App and web page records:
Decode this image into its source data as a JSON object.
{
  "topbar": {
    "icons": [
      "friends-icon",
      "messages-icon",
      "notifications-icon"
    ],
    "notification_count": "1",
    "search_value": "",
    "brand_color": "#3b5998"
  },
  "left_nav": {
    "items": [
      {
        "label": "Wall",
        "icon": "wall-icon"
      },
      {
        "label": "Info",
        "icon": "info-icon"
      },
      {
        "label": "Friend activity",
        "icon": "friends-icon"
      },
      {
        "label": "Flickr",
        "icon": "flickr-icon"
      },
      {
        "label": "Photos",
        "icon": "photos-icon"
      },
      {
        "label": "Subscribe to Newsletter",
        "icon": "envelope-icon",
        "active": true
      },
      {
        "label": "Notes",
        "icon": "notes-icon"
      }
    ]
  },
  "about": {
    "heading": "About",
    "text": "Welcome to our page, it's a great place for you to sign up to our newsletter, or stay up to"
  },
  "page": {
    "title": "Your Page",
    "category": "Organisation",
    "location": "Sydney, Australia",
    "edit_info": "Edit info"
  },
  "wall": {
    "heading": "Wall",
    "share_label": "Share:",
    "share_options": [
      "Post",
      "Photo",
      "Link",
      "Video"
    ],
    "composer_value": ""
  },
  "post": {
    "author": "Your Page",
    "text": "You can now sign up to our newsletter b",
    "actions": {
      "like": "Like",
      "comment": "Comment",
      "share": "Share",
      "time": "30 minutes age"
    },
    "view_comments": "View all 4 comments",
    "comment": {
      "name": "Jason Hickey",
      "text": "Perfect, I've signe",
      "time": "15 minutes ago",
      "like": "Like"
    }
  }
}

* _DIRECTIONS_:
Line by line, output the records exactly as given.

* _THE ANSWER_:
Decode this image into its source data as a JSON object.
{
  "topbar": {
    "icons": [
      "friends-icon",
      "messages-icon",
      "notifications-icon"
    ],
    "notification_count": "1",
    "search_value": "",
    "brand_color": "#3b5998"
  },
  "left_nav": {
    "items": [
      {
        "label": "Wall",
        "icon": "wall-icon"
      },
      {
        "label": "Info",
        "icon": "info-icon"
      },
      {
        "label": "Friend activity",
        "icon": "friends-icon"
      },
      {
        "label": "Flickr",
        "icon": "flickr-icon"
      },
      {
        "label": "Photos",
        "icon": "photos-icon"
      },
      {
        "label": "Subscribe to Newsletter",
        "icon": "envelope-icon",
        "active": true
      },
      {
        "label": "Notes",
        "icon": "notes-icon"
      }
    ]
  },
  "about": {
    "heading": "About",
    "text": "Welcome to our page, it's a great place for you to sign up to our newsletter, or stay up to"
  },
  "page": {
    "title": "Your Page",
    "category": "Organisation",
    "location": "Sydney, Australia",
    "edit_info": "Edit info"
  },
  "wall": {
    "heading": "Wall",
    "share_label": "Share:",
    "share_options": [
      "Post",
      "Photo",
      "Link",
      "Video"
    ],
    "composer_value": ""
  },
  "post": {
    "author": "Your Page",
    "text": "You can now sign up to our newsletter b",
    "actions": {
      "like": "Like",
      "comment": "Comment",
      "share": "Share",
      "time": "30 minutes age"
    },
    "view_comments": "View all 4 comments",
    "comment": {
      "name": "Jason Hickey",
      "text": "Perfect, I've signe",
      "time": "15 minutes ago",
      "like": "Like"
    }
  }
}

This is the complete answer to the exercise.